+++ Information

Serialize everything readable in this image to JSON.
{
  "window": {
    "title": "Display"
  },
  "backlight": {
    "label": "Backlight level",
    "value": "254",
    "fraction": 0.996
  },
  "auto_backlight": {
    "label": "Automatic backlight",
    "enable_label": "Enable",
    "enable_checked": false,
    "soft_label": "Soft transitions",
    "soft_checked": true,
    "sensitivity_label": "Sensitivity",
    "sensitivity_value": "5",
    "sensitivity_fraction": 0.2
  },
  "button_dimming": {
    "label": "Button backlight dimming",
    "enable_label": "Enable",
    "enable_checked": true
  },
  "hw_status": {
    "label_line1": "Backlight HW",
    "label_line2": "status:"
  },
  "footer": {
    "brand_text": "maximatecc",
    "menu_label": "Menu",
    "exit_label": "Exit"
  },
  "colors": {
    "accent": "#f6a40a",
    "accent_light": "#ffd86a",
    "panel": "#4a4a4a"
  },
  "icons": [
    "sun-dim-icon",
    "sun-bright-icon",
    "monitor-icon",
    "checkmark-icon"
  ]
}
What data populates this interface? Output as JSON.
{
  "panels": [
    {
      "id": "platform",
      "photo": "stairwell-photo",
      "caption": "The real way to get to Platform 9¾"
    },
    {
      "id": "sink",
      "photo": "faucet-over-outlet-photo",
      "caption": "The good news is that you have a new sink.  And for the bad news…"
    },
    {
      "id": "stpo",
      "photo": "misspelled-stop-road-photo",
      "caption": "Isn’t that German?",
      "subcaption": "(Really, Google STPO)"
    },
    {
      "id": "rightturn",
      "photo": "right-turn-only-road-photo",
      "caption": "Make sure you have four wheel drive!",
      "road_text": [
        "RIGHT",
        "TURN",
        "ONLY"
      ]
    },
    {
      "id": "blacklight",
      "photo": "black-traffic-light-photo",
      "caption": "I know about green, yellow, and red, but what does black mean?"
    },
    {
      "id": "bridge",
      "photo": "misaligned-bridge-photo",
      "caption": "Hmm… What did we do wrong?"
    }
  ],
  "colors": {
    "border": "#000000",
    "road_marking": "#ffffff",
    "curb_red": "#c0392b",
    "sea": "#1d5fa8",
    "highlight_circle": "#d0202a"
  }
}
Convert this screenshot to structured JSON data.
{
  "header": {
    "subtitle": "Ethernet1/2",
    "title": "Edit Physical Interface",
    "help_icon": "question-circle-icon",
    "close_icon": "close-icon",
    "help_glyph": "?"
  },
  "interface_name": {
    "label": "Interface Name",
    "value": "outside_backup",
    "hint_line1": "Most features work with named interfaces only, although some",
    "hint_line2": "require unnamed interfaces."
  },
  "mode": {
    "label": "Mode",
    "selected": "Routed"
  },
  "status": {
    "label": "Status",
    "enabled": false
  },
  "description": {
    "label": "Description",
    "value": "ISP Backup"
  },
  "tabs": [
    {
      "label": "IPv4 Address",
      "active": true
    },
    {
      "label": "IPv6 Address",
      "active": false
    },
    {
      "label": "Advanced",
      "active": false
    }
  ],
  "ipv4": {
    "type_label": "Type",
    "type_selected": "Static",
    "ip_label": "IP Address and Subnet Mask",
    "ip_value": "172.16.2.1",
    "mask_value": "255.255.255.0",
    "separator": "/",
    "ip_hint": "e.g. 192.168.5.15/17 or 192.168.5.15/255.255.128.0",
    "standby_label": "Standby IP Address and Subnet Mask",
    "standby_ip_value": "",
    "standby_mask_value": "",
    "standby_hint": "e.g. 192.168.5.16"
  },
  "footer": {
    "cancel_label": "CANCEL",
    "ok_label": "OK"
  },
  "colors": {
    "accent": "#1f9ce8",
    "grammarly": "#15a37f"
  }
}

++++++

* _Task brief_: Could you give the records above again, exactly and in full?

* _Response below_:
Serialize everything readable in this image to JSON.
{
  "window": {
    "title": "Display"
  },
  "backlight": {
    "label": "Backlight level",
    "value": "254",
    "fraction": 0.996
  },
  "auto_backlight": {
    "label": "Automatic backlight",
    "enable_label": "Enable",
    "enable_checked": false,
    "soft_label": "Soft transitions",
    "soft_checked": true,
    "sensitivity_label": "Sensitivity",
    "sensitivity_value": "5",
    "sensitivity_fraction": 0.2
  },
  "button_dimming": {
    "label": "Button backlight dimming",
    "enable_label": "Enable",
    "enable_checked": true
  },
  "hw_status": {
    "label_line1": "Backlight HW",
    "label_line2": "status:"
  },
  "footer": {
    "brand_text": "maximatecc",
    "menu_label": "Menu",
    "exit_label": "Exit"
  },
  "colors": {
    "accent": "#f6a40a",
    "accent_light": "#ffd86a",
    "panel": "#4a4a4a"
  },
  "icons": [
    "sun-dim-icon",
    "sun-bright-icon",
    "monitor-icon",
    "checkmark-icon"
  ]
}
What data populates this interface? Output as JSON.
{
  "panels": [
    {
      "id": "platform",
      "photo": "stairwell-photo",
      "caption": "The real way to get to Platform 9¾"
    },
    {
      "id": "sink",
      "photo": "faucet-over-outlet-photo",
      "caption": "The good news is that you have a new sink.  And for the bad news…"
    },
    {
      "id": "stpo",
      "photo": "misspelled-stop-road-photo",
      "caption": "Isn’t that German?",
      "subcaption": "(Really, Google STPO)"
    },
    {
      "id": "rightturn",
      "photo": "right-turn-only-road-photo",
      "caption": "Make sure you have four wheel drive!",
      "road_text": [
        "RIGHT",
        "TURN",
        "ONLY"
      ]
    },
    {
      "id": "blacklight",
      "photo": "black-traffic-light-photo",
      "caption": "I know about green, yellow, and red, but what does black mean?"
    },
    {
      "id": "bridge",
      "photo": "misaligned-bridge-photo",
      "caption": "Hmm… What did we do wrong?"
    }
  ],
  "colors": {
    "border": "#000000",
    "road_marking": "#ffffff",
    "curb_red": "#c0392b",
    "sea": "#1d5fa8",
    "highlight_circle": "#d0202a"
  }
}
Convert this screenshot to structured JSON data.
{
  "header": {
    "subtitle": "Ethernet1/2",
    "title": "Edit Physical Interface",
    "help_icon": "question-circle-icon",
    "close_icon": "close-icon",
    "help_glyph": "?"
  },
  "interface_name": {
    "label": "Interface Name",
    "value": "outside_backup",
    "hint_line1": "Most features work with named interfaces only, although some",
    "hint_line2": "require unnamed interfaces."
  },
  "mode": {
    "label": "Mode",
    "selected": "Routed"
  },
  "status": {
    "label": "Status",
    "enabled": false
  },
  "description": {
    "label": "Description",
    "value": "ISP Backup"
  },
  "tabs": [
    {
      "label": "IPv4 Address",
      "active": true
    },
    {
      "label": "IPv6 Address",
      "active": false
    },
    {
      "label": "Advanced",
      "active": false
    }
  ],
  "ipv4": {
    "type_label": "Type",
    "type_selected": "Static",
    "ip_label": "IP Address and Subnet Mask",
    "ip_value": "172.16.2.1",
    "mask_value": "255.255.255.0",
    "separator": "/",
    "ip_hint": "e.g. 192.168.5.15/17 or 192.168.5.15/255.255.128.0",
    "standby_label": "Standby IP Address and Subnet Mask",
    "standby_ip_value": "",
    "standby_mask_value": "",
    "standby_hint": "e.g. 192.168.5.16"
  },
  "footer": {
    "cancel_label": "CANCEL",
    "ok_label": "OK"
  },
  "colors": {
    "accent": "#1f9ce8",
    "grammarly": "#15a37f"
  }
}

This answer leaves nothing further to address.